>>>
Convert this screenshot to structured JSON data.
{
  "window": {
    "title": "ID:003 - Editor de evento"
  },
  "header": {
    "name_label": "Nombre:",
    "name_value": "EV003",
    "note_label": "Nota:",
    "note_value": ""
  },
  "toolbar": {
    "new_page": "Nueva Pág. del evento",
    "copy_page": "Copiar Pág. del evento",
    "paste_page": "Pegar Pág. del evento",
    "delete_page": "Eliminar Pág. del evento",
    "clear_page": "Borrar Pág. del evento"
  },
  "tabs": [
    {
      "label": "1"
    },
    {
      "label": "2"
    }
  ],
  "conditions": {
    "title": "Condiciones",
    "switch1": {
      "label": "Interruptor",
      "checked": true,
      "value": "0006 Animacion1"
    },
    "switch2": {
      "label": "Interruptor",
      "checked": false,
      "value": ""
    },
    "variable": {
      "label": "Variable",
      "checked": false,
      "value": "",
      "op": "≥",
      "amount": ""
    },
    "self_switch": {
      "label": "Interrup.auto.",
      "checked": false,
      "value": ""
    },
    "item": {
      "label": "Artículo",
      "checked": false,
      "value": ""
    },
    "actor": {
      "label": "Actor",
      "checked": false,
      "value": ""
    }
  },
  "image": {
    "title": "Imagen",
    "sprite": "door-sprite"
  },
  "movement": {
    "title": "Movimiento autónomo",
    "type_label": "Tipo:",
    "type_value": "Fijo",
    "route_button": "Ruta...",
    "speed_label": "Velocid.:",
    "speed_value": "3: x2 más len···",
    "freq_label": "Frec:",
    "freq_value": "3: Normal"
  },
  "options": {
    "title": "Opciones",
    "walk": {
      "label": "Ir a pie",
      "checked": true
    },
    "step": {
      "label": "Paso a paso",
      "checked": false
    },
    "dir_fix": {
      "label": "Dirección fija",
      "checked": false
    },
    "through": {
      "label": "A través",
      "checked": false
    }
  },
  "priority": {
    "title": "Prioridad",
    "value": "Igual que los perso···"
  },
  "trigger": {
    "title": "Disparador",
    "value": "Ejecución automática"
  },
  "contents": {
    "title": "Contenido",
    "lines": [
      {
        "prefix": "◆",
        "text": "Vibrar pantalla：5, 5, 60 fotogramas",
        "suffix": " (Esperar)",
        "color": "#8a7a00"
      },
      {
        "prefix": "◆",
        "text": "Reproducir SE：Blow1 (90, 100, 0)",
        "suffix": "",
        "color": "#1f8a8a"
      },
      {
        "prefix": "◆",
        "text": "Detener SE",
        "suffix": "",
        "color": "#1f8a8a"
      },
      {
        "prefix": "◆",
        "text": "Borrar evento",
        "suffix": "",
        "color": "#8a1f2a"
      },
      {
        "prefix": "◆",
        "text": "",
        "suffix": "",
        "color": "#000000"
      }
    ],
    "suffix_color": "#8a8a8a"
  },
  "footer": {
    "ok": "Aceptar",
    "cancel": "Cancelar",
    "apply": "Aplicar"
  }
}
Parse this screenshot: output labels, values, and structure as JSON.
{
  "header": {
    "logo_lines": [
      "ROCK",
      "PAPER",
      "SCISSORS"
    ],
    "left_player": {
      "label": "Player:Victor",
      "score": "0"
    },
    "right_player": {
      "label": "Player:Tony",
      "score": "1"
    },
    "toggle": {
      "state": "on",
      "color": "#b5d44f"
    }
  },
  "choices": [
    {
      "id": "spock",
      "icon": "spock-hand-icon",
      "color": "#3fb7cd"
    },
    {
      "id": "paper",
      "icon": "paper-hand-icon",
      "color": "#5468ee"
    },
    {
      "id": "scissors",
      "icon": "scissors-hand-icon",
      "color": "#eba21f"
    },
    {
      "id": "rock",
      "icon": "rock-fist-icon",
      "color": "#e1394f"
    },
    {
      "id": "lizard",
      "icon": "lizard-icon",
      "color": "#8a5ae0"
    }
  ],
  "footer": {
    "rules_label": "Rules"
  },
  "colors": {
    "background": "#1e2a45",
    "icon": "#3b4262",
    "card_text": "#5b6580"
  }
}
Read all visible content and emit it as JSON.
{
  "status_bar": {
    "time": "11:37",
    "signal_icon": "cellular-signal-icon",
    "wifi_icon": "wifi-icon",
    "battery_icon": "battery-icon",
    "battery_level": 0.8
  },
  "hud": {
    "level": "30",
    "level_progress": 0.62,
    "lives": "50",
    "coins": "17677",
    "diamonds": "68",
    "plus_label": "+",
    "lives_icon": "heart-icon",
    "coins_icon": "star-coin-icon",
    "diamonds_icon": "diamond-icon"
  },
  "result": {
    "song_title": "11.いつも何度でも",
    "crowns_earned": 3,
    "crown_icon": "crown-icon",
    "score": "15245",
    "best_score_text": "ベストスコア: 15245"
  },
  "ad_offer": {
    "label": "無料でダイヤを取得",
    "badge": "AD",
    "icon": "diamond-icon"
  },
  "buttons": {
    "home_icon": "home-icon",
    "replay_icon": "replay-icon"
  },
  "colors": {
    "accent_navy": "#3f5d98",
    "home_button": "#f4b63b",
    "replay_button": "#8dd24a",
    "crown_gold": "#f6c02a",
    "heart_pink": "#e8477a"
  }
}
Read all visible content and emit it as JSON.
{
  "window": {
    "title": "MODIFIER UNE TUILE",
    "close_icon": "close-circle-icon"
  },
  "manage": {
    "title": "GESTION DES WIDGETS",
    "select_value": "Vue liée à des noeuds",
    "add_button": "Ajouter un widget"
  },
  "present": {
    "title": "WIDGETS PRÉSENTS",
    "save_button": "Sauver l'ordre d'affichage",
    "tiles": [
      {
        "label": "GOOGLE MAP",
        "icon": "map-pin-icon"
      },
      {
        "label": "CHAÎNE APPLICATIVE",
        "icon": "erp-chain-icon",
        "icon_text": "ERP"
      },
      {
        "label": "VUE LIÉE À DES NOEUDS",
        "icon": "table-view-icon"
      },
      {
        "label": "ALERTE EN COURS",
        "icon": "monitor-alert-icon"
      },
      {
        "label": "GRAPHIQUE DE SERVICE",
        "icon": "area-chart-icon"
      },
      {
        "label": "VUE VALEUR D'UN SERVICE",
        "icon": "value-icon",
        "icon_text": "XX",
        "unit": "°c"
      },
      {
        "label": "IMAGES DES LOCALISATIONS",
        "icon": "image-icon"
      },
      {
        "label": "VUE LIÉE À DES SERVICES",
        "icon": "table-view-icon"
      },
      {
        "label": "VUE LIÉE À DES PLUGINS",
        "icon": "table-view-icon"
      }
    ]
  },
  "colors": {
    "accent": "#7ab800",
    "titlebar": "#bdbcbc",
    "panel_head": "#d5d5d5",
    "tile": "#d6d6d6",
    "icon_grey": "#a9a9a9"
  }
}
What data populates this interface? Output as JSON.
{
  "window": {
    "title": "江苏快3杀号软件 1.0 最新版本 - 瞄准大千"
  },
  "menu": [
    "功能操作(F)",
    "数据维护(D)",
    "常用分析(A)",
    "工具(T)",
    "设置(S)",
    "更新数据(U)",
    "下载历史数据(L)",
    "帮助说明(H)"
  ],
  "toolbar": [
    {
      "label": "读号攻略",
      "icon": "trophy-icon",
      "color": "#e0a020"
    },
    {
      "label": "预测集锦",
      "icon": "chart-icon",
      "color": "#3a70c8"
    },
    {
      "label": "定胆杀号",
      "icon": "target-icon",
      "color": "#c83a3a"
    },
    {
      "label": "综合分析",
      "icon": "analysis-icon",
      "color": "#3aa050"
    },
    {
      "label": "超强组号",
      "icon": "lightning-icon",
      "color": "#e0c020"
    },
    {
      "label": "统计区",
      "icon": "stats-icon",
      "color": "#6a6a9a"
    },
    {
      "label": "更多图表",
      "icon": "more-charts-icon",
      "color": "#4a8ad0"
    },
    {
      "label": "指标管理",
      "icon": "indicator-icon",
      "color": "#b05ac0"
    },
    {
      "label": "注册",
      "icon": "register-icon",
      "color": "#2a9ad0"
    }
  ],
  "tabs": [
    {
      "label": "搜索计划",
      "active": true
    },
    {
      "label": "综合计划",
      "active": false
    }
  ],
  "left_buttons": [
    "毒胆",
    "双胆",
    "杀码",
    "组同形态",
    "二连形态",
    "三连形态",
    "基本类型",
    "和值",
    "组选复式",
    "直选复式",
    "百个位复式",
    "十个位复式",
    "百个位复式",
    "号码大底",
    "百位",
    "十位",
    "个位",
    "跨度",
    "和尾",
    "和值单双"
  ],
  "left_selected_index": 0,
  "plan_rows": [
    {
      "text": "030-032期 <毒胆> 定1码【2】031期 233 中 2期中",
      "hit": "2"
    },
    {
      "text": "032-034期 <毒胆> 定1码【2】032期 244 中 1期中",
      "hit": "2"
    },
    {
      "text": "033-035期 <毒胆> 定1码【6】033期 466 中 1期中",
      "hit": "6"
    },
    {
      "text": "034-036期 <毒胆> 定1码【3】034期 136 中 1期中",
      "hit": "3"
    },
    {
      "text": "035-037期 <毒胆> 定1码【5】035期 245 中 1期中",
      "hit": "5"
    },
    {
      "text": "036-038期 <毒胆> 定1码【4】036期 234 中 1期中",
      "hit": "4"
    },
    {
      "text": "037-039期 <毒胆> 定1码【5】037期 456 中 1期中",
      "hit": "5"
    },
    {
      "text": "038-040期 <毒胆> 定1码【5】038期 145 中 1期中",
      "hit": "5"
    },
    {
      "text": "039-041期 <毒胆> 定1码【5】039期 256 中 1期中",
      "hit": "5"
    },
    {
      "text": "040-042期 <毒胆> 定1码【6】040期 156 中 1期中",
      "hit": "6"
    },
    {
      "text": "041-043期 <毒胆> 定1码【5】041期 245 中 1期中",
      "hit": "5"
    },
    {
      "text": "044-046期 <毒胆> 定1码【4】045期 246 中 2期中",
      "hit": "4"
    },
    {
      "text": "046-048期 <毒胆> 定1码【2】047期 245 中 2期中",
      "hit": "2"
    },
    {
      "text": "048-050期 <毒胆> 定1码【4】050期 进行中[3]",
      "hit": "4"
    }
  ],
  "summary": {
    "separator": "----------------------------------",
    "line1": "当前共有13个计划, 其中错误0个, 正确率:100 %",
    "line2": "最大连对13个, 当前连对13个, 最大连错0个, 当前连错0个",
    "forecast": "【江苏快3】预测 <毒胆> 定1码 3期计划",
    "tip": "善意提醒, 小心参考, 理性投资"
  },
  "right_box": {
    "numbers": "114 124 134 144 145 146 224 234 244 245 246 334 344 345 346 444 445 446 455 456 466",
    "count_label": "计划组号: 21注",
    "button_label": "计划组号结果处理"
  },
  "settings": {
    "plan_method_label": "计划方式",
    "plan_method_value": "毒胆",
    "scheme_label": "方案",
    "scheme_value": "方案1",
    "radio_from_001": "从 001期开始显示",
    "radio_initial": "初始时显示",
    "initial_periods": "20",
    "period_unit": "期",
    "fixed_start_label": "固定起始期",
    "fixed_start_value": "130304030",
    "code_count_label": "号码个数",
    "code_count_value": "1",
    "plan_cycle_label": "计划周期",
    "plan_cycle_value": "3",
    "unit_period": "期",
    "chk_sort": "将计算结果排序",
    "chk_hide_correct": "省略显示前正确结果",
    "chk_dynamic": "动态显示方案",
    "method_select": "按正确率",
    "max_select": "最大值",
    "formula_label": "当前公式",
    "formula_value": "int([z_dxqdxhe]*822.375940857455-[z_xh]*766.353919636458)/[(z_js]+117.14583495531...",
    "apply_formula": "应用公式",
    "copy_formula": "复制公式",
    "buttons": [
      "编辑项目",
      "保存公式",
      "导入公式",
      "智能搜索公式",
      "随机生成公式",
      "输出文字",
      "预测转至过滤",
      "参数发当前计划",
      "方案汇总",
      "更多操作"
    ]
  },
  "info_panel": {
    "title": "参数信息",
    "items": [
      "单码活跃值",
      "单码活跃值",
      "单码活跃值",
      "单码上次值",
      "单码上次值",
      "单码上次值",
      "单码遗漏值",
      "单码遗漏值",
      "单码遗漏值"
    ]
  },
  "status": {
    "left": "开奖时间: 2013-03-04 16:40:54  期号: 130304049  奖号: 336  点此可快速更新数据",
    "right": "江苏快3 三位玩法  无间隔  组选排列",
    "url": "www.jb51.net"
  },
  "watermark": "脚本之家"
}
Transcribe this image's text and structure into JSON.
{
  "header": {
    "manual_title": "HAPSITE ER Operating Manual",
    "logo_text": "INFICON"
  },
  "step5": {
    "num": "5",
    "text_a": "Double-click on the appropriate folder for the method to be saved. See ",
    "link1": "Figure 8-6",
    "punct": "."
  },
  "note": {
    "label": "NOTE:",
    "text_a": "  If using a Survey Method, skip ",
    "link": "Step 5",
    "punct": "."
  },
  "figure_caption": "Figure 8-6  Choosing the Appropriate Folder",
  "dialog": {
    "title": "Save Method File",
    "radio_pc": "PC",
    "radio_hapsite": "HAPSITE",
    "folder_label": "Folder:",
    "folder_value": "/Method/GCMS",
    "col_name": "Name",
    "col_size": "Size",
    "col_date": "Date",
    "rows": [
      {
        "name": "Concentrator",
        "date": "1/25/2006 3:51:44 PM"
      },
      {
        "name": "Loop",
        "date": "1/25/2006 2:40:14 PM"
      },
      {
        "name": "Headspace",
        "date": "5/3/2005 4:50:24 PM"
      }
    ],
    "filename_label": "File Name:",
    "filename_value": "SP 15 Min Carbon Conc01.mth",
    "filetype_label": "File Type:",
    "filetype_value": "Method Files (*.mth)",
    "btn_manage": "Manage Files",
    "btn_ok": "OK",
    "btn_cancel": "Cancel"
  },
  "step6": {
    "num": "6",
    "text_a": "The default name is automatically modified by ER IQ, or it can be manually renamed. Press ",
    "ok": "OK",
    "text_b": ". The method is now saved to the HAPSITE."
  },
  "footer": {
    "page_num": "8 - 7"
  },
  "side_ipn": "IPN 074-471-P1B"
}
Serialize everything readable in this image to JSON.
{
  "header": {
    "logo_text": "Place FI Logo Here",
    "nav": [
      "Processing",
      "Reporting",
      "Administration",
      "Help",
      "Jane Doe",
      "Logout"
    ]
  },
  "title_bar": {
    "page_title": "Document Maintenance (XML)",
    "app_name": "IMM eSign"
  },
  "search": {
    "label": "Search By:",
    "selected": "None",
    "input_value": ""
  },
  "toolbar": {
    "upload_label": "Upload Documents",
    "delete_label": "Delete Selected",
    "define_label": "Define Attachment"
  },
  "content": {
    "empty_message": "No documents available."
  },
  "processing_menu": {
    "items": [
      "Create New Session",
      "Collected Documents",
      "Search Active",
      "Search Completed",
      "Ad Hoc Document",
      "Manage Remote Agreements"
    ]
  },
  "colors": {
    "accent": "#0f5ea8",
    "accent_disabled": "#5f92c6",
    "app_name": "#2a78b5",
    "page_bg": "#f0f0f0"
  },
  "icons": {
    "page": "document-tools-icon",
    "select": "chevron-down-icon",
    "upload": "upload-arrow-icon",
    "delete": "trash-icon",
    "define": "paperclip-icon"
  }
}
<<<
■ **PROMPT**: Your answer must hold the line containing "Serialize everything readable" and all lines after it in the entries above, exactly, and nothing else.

■ **SOLUTION BELOW**:
Serialize everything readable in this image to JSON.
{
  "header": {
    "logo_text": "Place FI Logo Here",
    "nav": [
      "Processing",
      "Reporting",
      "Administration",
      "Help",
      "Jane Doe",
      "Logout"
    ]
  },
  "title_bar": {
    "page_title": "Document Maintenance (XML)",
    "app_name": "IMM eSign"
  },
  "search": {
    "label": "Search By:",
    "selected": "None",
    "input_value": ""
  },
  "toolbar": {
    "upload_label": "Upload Documents",
    "delete_label": "Delete Selected",
    "define_label": "Define Attachment"
  },
  "content": {
    "empty_message": "No documents available."
  },
  "processing_menu": {
    "items": [
      "Create New Session",
      "Collected Documents",
      "Search Active",
      "Search Completed",
      "Ad Hoc Document",
      "Manage Remote Agreements"
    ]
  },
  "colors": {
    "accent": "#0f5ea8",
    "accent_disabled": "#5f92c6",
    "app_name": "#2a78b5",
    "page_bg": "#f0f0f0"
  },
  "icons": {
    "page": "document-tools-icon",
    "select": "chevron-down-icon",
    "upload": "upload-arrow-icon",
    "delete": "trash-icon",
    "define": "paperclip-icon"
  }
}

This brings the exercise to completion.